why is my banana black in the middle

Why Your Banana is Black in the Middle: Common Causes and Prevention Tips

Bananas, one of the most popular fruits in the world, are loved for their sweetness, portability, and versatility. But have you ever experienced the frustration of peeling a banana only to discover it’s black in the middle? Don’t worry, you’re not alone. The blackening of bananas can be caused by a variety of factors, from bruising to environmental conditions.

why is my banana black in the middle

In this article, we’ll explore the common causes of blackening in bananas, as well as provide tips on how to prevent it from happening. Additionally, we’ll discuss some alternative uses for overripe bananas that are too delicious to waste! If you’re looking to learn more about why your banana may be black in the middle, keep reading.

What are the common causes of blackening in banana skins?

Blackening in bananas is a common problem that many people encounter. This discoloration occurs due to several factors, including exposure to air, temperature changes, and ripening.

When bananas are exposed to air, they undergo a process known as oxidation. The enzymes in the fruit react with oxygen molecules, causing the banana’s skin to turn brown or black. Temperature changes can also contribute to blackening in bananas.
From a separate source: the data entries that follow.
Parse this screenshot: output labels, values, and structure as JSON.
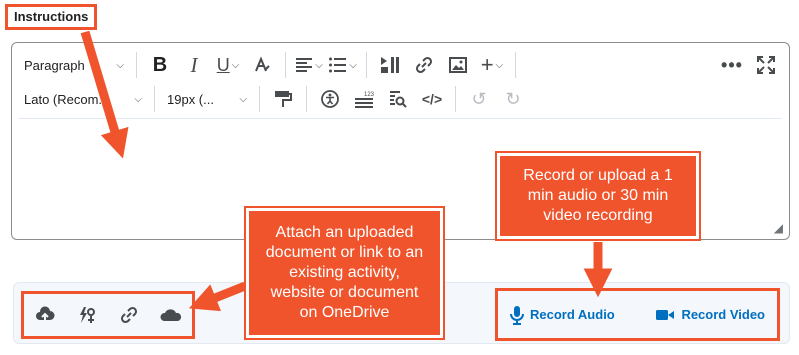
{
  "instructions_label": "Instructions",
  "toolbar": {
    "format_select": "Paragraph",
    "font_select": "Lato (Recom...",
    "size_select": "19px (..."
  },
  "bottom": {
    "record_audio": "Record Audio",
    "record_video": "Record Video"
  },
  "callouts": {
    "record_lines": [
      "Record or upload a 1",
      "min audio or 30 min",
      "video recording"
    ],
    "attach_lines": [
      "Attach an uploaded",
      "document or link to an",
      "existing activity,",
      "website or document",
      "on OneDrive"
    ]
  },
  "colors": {
    "accent_orange": "#f0542c",
    "link_blue": "#006fbf",
    "icon_grey": "#494c4e"
  }
}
When bananas are stored at temperatures below 56°F or above 77°F, they become more susceptible to rapid ripening and spoilage.

Another factor that contributes to blackening in bananas is ripeness. As bananas mature and reach their peak of ripeness, they become softer and sweeter. However, this also means that the fruit becomes more prone to bruising and damage from handling during transportation.

To prevent blackening in bananas, it is important to store them properly by keeping them away from direct sunlight and at a consistent temperature range of 58-62°F. Additionally, handling the fruit with care during transportation can help prevent bruising and damage that could lead to premature spoiling.

In conclusion, understanding the causes of blackening in bananas can help individuals take better care of their produce and extend its shelf life. By storing fruits properly and avoiding unnecessary handling or exposure to extreme temperatures or air contact will benefit individuals who want fresh-tasting fruit for longer periods without waste or spoilage concerns arising prematurely!

How can you prevent your bananas from blackening in the middle?

Bananas are a popular fruit enjoyed by many, but their tendency to blacken in the middle can be frustrating. However, there are several ways to prevent this from happening.

Firstly, it is important to store bananas properly. Bananas release ethylene gas as they ripen, which can cause other fruits and vegetables nearby to ripen and spoil faster. Keeping bananas away from other produce can help slow down the ripening process and prevent blackening.

Another method is to wrap the stem of the banana in plastic wrap or aluminum foil. This helps trap the ethylene gas produced by the fruit and prevents it from spreading throughout the banana, ultimately slowing down its ripening process.

Additionally, storing bananas in a cool place can also help slow down their ripening process. While refrigeration is not recommended for fully ripe bananas as it causes them to turn brown quickly, storing them in a cooler environment such as a pantry or cellar can help prolong their freshness.

Lastly, consuming bananas before they become too ripe can also prevent blackening in the middle. Once a banana becomes overripe, its texture changes and becomes softer which makes it more susceptible to bruising and damage – leading to black spots on its skin that may penetrate into its flesh.

In conclusion, there are several methods one could use to keep your bananas from blackening prematurely; proper storage techniques being one of them!

What are some alternative uses for over-ripe bananas?

Did you know that overripe bananas can be used for more than just banana bread? While many of us may toss out these brown, mushy fruits, they actually have a variety of alternative uses.

One option is to freeze the overripe bananas and use them in smoothies or as a base for homemade ice cream. The sweetness and creaminess of the fruit make it an ideal addition to any frozen treat.

Another option is to use mashed overripe bananas as a natural sweetener in baking recipes. Not only does this add moisture to baked goods, but it also cuts down on the amount of added sugar needed.

For those interested in skincare, overripe bananas can even be used as a face mask ingredient. The high levels of vitamin C and antioxidants in the fruit can help brighten and hydrate skin.

Overall, there are many creative ways to use up those browned bananas instead of throwing them away. So next time you have some past their prime, give one of these alternative uses a try!

Check out our other articles to find out even more about banana.

Bananas can blacken for a variety of reasons, but with the right practices you can keep your bananas fresh and prevent middle blackening. Learning about alternative uses for overripe bananas is also helpful to make sure no food goes to waste. If you’re curious to learn more about why your banana turns black in the middle or how else you might use it, be sure check out our other articles!